A | B | C | P | Cp |
0 | 0 | 0 | 0 | 0 |
0 | 0 | 0 | 1 | 1 |
0 | 0 | 1 | 0 | 1 |
0 | 0 | 1 | 1 | 0 |
0 | 1 | 0 | 0 | 1 |
0 | 1 | 0 | 1 | 0 |
0 | 1 | 1 | 0 | 0 |
0 | 1 | 1 | 1 | 1 |
1 | 0 | 0 | 0 | 1 |
1 | 0 | 0 | 1 | 0 |
1 | 0 | 1 | 0 | 0 |
1 | 0 | 1 | 1 | 1 |
1 | 1 | 0 | 0 | 0 |
1 | 1 | 0 | 1 | 1 |
1 | 1 | 1 | 0 | 1 |
1 | 1 | 1 | 1 | 0 |
If the four-bit received message consists of an even number of 1 means, no error has occurred. If it contains an odd number of 1 means, an error has occurred.
Even parity checker for three input message signals and even parity bit can be implemented with three EX-OR Gates.
3 Bit Even Parity checker circuit
Odd Parity Checker
3 Bit Odd Parity Checker
Suppose at the transmitting end odd parity bit is generated, and we have three input message signal. The parity checker circuit is fed all these four bits to check for possible errors. Since the transmitting end is working with odd parity, the number of 1’s at received by the checker circuit must be odd.
An error occurs on the even number of 1’s at the receiver’s end; that is, the message signal has become distorted.
3 Bit Odd Parity Checker truth table
4 Bit Received Message | Parity error check Cp | |||
A | B | C | P | Cp |
0 | 0 | 0 | 0 | 1 |
0 | 0 | 0 | 1 | 0 |
0 | 0 | 1 | 0 | 0 |
0 | 0 | 1 | 1 | 1 |
0 | 1 | 0 | 0 | 0 |
0 | 1 | 0 | 1 | 1 |
0 | 1 | 1 | 0 | 1 |
0 | 1 | 1 | 1 | 0 |
1 | 0 | 0 | 0 | 0 |
1 | 0 | 0 | 1 | 1 |
1 | 0 | 1 | 0 | 1 |
1 | 0 | 1 | 1 | 0 |
1 | 1 | 0 | 0 | 1 |
1 | 1 | 0 | 1 | 0 |
1 | 1 | 1 | 0 | 0 |
1 | 1 | 1 | 1 | 1 |
If the four-bit received message consists of an odd number of 1 means, no error has occurred. If it contains an even number of 1 means, an error has occurred.

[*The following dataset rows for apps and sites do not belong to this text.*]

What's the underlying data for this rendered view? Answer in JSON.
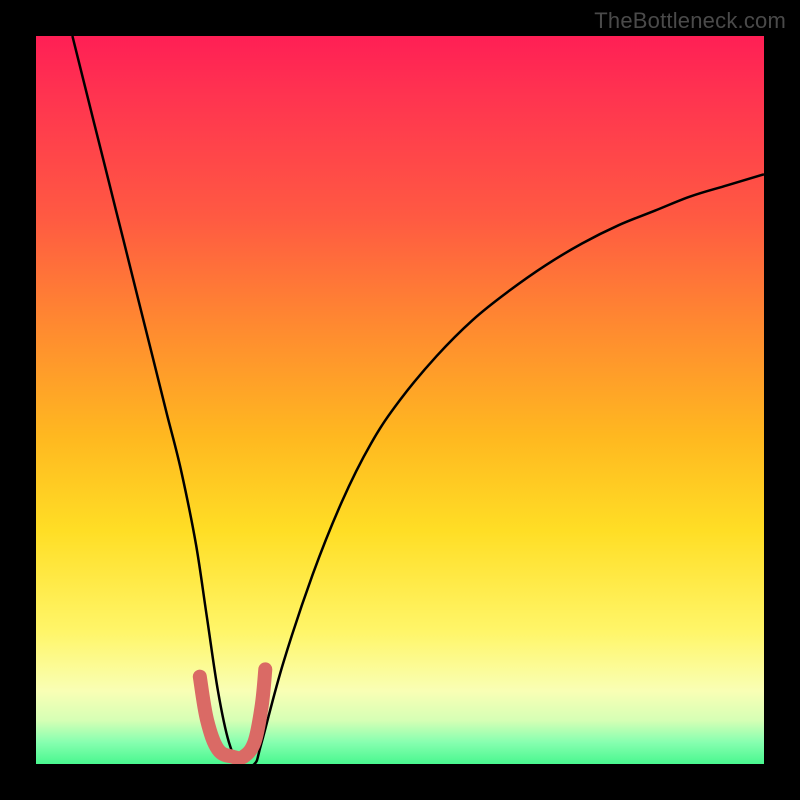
{
  "watermark": {
    "text": "TheBottleneck.com"
  },
  "chart_data": {
    "type": "line",
    "title": "",
    "xlabel": "",
    "ylabel": "",
    "xlim": [
      0,
      100
    ],
    "ylim": [
      0,
      100
    ],
    "grid": false,
    "legend": false,
    "background_gradient": {
      "orientation": "vertical",
      "stops": [
        {
          "pos": 0.0,
          "color": "#ff1f55"
        },
        {
          "pos": 0.25,
          "color": "#ff5a42"
        },
        {
          "pos": 0.55,
          "color": "#ffb820"
        },
        {
          "pos": 0.82,
          "color": "#fff66a"
        },
        {
          "pos": 0.94,
          "color": "#d6ffb5"
        },
        {
          "pos": 1.0,
          "color": "#49f78f"
        }
      ]
    },
    "series": [
      {
        "name": "bottleneck-curve",
        "color": "#000000",
        "x": [
          5,
          8,
          10,
          12,
          14,
          16,
          18,
          20,
          22,
          23.5,
          25,
          26.5,
          28,
          30,
          31,
          34,
          38,
          42,
          46,
          50,
          55,
          60,
          65,
          70,
          75,
          80,
          85,
          90,
          95,
          100
        ],
        "y": [
          100,
          88,
          80,
          72,
          64,
          56,
          48,
          40,
          30,
          20,
          10,
          3,
          0,
          0,
          3,
          14,
          26,
          36,
          44,
          50,
          56,
          61,
          65,
          68.5,
          71.5,
          74,
          76,
          78,
          79.5,
          81
        ]
      },
      {
        "name": "highlight-segment",
        "color": "#da6a65",
        "stroke_width_px": 14,
        "x": [
          22.5,
          23.5,
          25,
          27,
          28.5,
          30,
          31,
          31.5
        ],
        "y": [
          12,
          6,
          2,
          1,
          1,
          3,
          8,
          13
        ]
      }
    ],
    "annotations": [
      {
        "text": "TheBottleneck.com",
        "role": "watermark",
        "position": "top-right"
      }
    ]
  },
  "colors": {
    "curve": "#000000",
    "highlight": "#da6a65",
    "frame": "#000000",
    "watermark": "#4a4a4a"
  }
}
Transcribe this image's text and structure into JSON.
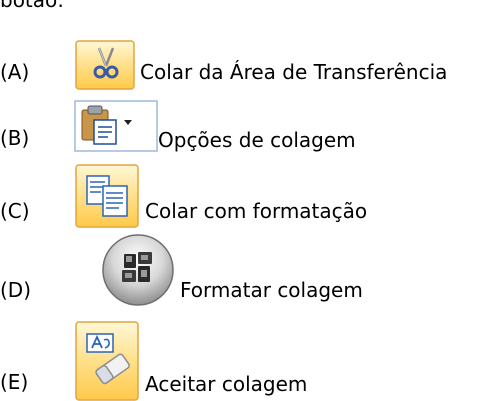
{
  "fragment_text": "botão:",
  "options": [
    {
      "letter": "(A)",
      "label": "Colar da Área de Transferência",
      "icon": "cut-scissors-icon"
    },
    {
      "letter": "(B)",
      "label": "Opções de colagem",
      "icon": "paste-options-icon"
    },
    {
      "letter": "(C)",
      "label": "Colar com formatação",
      "icon": "copy-documents-icon"
    },
    {
      "letter": "(D)",
      "label": "Formatar colagem",
      "icon": "office-button-icon"
    },
    {
      "letter": "(E)",
      "label": "Aceitar colagem",
      "icon": "clear-formatting-eraser-icon"
    }
  ]
}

E = (A Ex-NOR B) Ex-NOR (C Ex-NOR D)
Odd parity checker for three input message signal and odd parity bit can be implemented with three EX-NOR Gates.
3 Bit Odd Parity Checker circuit

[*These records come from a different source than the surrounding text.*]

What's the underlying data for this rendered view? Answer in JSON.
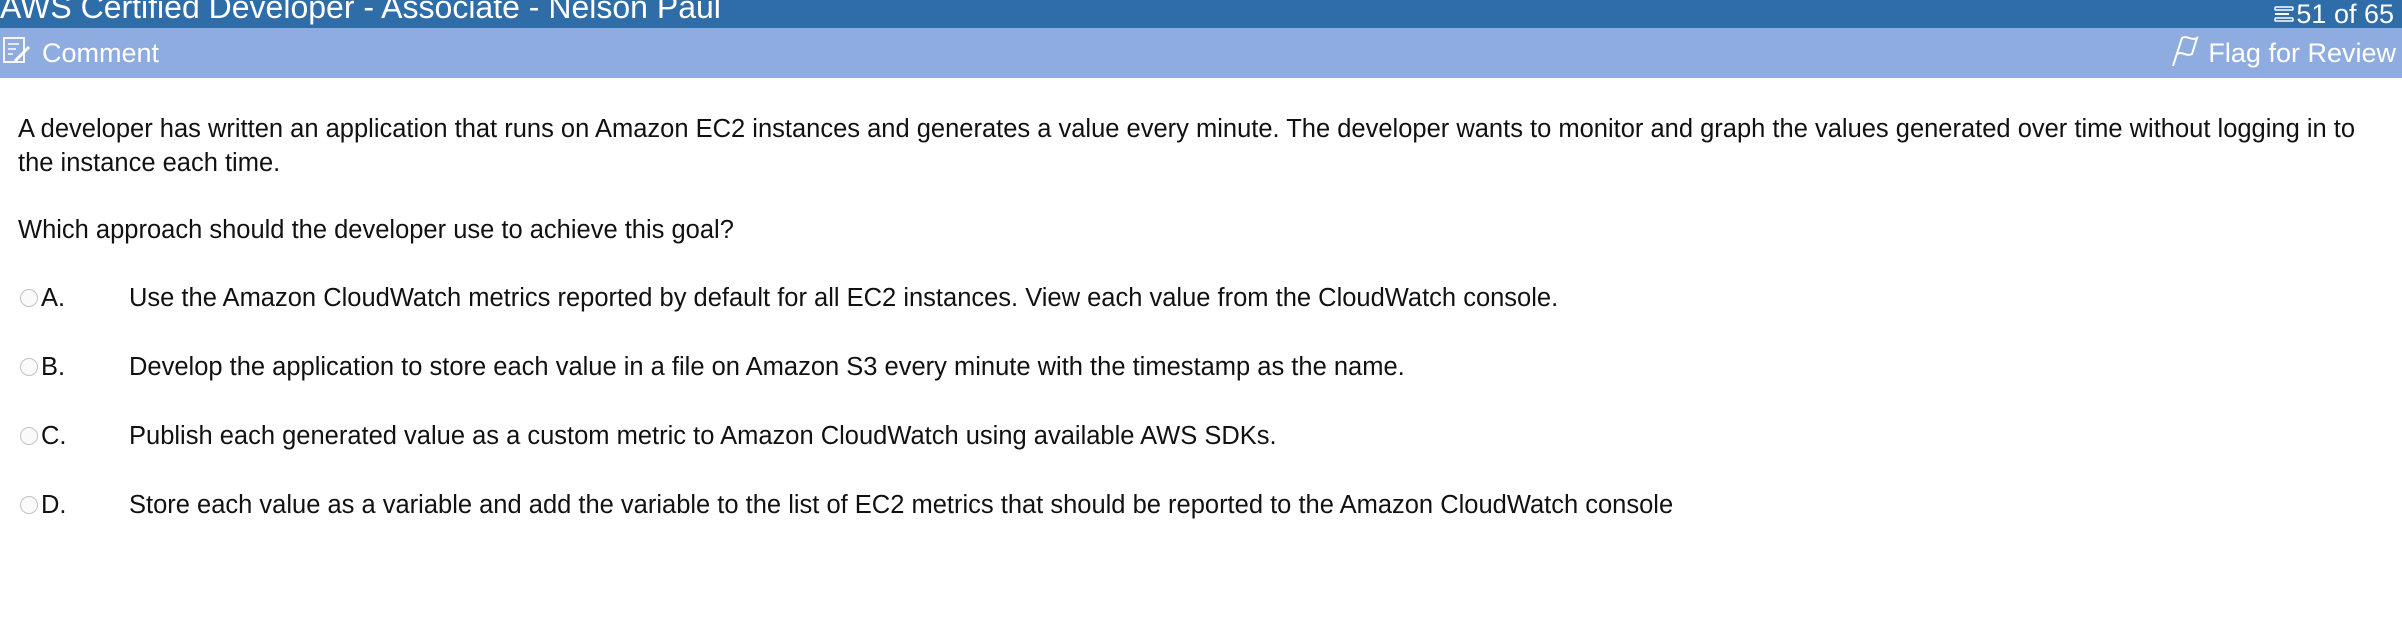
{
  "header": {
    "title": "AWS Certified Developer - Associate - Nelson Paul",
    "counter": "51 of 65"
  },
  "toolbar": {
    "comment_label": "Comment",
    "flag_label": "Flag for Review"
  },
  "question": {
    "text": "A developer has written an application that runs on Amazon EC2 instances and generates a value every minute. The developer wants to monitor and graph the values generated over time without logging in to the instance each time.",
    "prompt": "Which approach should the developer use to achieve this goal?",
    "options": [
      {
        "letter": "A.",
        "text": "Use the Amazon CloudWatch metrics reported by default for all EC2 instances. View each value from the CloudWatch console."
      },
      {
        "letter": "B.",
        "text": "Develop the application to store each value in a file on Amazon S3 every minute with the timestamp as the name."
      },
      {
        "letter": "C.",
        "text": "Publish each generated value as a custom metric to Amazon CloudWatch using available AWS SDKs."
      },
      {
        "letter": "D.",
        "text": "Store each value as a variable and add the variable to the list of EC2 metrics that should be reported to the Amazon CloudWatch console"
      }
    ]
  },
  "icons": {
    "comment": "comment-edit-icon",
    "counter": "list-icon",
    "flag": "flag-icon"
  },
  "colors": {
    "titlebar": "#2e6da8",
    "toolbar": "#8eacdf"
  }
}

Sum even and Sum odd
Here’s an important yet confusing thing you need to remember. Parity checking circuits have two additional outputs. ‘Sum even’ and ‘sum odd.’ These outputs are basically signals that tell an observer if the message received is error-free or not. The confusion arises from the fact that they have their meanings switched for odd and even parity checkers.
For even parity checkers: If an error occurs, Sum even = 0 and sum odd = 1. The desired output (even) goes low in case of error.
For odd parity checkers: If an error occurs, Sum even = 1 and sum odd = 0. The desired output (odd) goes low in case of error.
Parity Generator/Checker ICs
Plenty of ICs with different input configurations are available today on the market, such as 4 bit, 5 bit, 9 bit, etc. The most commonly used standard type being IC 74180.
This IC 74180 is a 9-bit parity generator, and checker especially used to detect errors in high-speed data transmission and retrieval systems. It is used to generate both even and odd parity.
The IC consists of 8 message signal bits from A to H and two cascading inputs for even and odd. It has two outputs. Even sum and odd sum. For the proper implementation of generator/checker, unused parity bit must be tied to logic zero, and the inputs must not be equal.
Were we able to explain the concept of parity generators and parity checkers successfully? If you have any queries, make sure to let us know, and we will get back to you. Meanwhile, check out our digital electronics course for more.